---------- DATA IN THIS EXERCISE ----------

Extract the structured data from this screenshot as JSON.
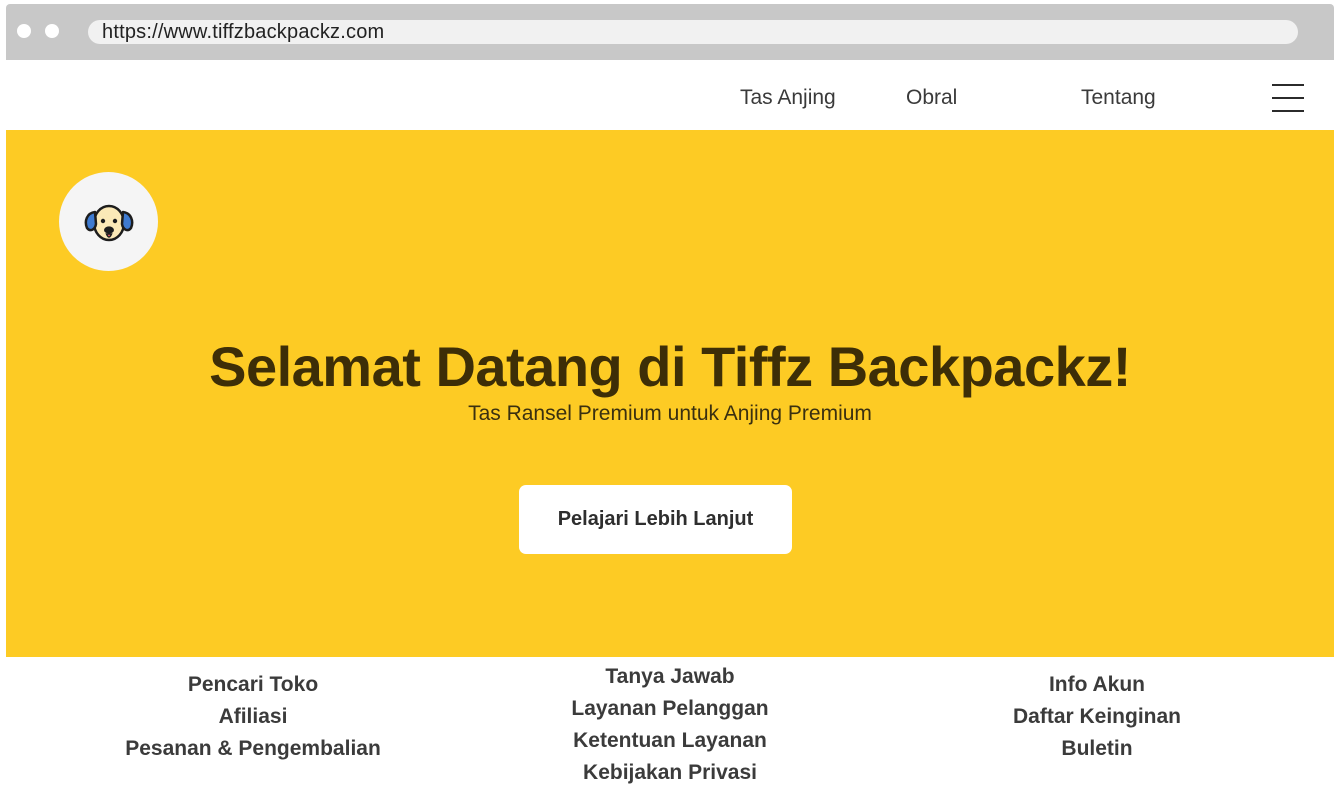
{
  "browser": {
    "url": "https://www.tiffzbackpackz.com"
  },
  "nav": {
    "items": [
      {
        "label": "Tas Anjing"
      },
      {
        "label": "Obral"
      },
      {
        "label": "Tentang"
      }
    ],
    "menu_icon": "hamburger-menu-icon"
  },
  "hero": {
    "logo_icon": "dog-face-icon",
    "title": "Selamat Datang di Tiffz Backpackz!",
    "subtitle": "Tas Ransel Premium untuk Anjing Premium",
    "cta_label": "Pelajari Lebih Lanjut",
    "background_color": "#FDCB24"
  },
  "footer": {
    "columns": [
      {
        "links": [
          "Pencari Toko",
          "Afiliasi",
          "Pesanan & Pengembalian"
        ]
      },
      {
        "links": [
          "Tanya Jawab",
          "Layanan Pelanggan",
          "Ketentuan Layanan",
          "Kebijakan Privasi"
        ]
      },
      {
        "links": [
          "Info Akun",
          "Daftar Keinginan",
          "Buletin"
        ]
      }
    ]
  },
  "colors": {
    "hero_background": "#FDCB24",
    "title_text": "#3D2E07",
    "browser_chrome": "#C8C8C8"
  }
}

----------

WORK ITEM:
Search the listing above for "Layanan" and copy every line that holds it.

RESPONSE AREA:
          "Layanan Pelanggan",
          "Ketentuan Layanan",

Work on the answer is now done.